As the size of stepper motor is still undecided I thought it useful to make a wooden scale mock up of the largest stepper motor I would use.This way I can physically see and potential clearance issues as I hone the design.

I quite often will make certain parts from MDF to check the design before wasting expensive materials.
I would rather waste a glued blocked of cheap MDF , than a chunk of aluminium.






Z Axis Universal Stepper/Pulley Plate

By using pulleys and a belt, the speed,torque and resolution can be adjusted, this also helps reduce resonance and vibration when cutting.Another advantage of using pulleys is that the motor is mounted behind the Z Axis .This has 2 advantages, one of them being to reduce the overhanging weight of the Z Axis, the second being to reduce the overall height of the Z Axis.At the rear of the mount the holes are slotted to allow for adjustment of the belt tension.

The reason the plate is universal?, in the design I allowed for the stepper motor to be mounted to the rear using pulleys or overhead in an upright position over the end of the ball screw using an appropriate riser and shaft coupler.
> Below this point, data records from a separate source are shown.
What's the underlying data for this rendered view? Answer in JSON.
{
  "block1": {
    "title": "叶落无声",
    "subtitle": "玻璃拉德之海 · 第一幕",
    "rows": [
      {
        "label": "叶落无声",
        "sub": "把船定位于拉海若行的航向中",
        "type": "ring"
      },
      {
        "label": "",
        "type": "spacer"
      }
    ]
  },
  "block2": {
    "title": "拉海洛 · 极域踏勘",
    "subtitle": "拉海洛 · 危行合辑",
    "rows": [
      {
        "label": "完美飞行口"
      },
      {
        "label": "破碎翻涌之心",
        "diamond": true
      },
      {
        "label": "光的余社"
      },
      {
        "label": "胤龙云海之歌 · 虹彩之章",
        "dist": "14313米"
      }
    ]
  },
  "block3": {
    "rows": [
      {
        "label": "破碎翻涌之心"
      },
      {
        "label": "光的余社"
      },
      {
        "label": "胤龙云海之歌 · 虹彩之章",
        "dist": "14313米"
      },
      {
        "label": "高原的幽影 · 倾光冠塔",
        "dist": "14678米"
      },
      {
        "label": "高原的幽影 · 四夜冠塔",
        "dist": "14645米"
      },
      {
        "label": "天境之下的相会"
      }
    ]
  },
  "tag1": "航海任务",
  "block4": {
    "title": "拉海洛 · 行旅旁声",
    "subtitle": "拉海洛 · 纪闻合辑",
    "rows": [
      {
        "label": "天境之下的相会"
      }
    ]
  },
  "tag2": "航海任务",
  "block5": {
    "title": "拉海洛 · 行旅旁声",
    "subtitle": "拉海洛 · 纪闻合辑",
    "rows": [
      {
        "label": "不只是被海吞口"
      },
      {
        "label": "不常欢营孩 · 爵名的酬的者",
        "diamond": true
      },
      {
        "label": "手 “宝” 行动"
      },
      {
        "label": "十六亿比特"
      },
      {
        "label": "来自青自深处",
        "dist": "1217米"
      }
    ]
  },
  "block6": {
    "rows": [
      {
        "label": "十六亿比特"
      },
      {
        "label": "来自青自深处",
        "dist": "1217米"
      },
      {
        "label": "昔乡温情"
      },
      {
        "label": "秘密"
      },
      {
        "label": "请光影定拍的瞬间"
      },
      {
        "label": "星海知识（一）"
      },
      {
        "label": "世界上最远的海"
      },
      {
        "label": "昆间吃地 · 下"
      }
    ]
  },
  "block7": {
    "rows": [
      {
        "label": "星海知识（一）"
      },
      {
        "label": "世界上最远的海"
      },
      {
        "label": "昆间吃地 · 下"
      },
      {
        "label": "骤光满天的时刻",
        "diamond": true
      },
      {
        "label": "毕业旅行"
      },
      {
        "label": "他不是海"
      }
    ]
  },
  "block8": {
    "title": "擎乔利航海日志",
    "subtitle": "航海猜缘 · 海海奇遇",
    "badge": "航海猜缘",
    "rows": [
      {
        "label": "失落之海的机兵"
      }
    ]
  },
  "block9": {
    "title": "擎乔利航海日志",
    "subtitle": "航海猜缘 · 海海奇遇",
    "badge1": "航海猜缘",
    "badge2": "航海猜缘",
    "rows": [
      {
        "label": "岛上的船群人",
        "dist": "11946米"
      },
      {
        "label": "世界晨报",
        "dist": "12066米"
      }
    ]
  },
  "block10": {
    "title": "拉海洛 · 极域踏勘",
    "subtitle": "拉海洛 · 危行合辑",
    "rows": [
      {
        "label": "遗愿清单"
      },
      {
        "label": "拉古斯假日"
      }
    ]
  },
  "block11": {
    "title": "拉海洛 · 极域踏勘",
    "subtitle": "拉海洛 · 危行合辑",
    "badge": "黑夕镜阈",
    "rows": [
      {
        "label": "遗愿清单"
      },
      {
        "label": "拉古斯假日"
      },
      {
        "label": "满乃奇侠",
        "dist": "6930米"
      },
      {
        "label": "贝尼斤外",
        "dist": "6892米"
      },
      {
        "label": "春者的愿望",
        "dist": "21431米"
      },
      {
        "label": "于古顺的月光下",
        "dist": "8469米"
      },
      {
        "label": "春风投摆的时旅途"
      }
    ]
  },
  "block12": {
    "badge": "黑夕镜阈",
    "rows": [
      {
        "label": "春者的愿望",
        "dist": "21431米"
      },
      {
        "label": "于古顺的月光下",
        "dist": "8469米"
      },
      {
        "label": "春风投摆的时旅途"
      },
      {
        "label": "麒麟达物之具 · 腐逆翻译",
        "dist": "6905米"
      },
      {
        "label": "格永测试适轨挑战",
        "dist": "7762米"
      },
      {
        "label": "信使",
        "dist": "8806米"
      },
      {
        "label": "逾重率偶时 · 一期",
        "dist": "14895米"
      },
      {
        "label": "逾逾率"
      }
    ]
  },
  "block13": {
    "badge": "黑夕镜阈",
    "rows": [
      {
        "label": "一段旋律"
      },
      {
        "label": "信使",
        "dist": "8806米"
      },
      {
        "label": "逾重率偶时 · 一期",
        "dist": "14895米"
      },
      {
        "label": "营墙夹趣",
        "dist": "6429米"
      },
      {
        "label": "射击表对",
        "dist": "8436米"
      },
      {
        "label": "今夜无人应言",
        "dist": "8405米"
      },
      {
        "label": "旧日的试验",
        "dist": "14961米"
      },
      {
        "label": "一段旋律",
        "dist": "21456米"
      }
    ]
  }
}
The pulley design principal can be seen here, mocked up with wood scale 30 teeth pulleys with a ratio of 1:1.One of the pulleys could be changed  for a 60 or 15 tooth pulley increasing the resolution of the ballscrew from a pitch of 5 to 2.5, a ratio 1:2. I read that Going below 15T pulleys is not a good idea in a reasonably sized CNC machine as the belt curve is rather acute and can lead to stress. 




Here you can see the connection to the Z Front Plate and the Ball Nut housing.









You can see here in the design the Supported rails/Ball nut housing are actually connected to the front plate rather than the back plate, this serves to give greater rigidity to the the Z-Axis when extending towards the material to be cut .





To be continued.....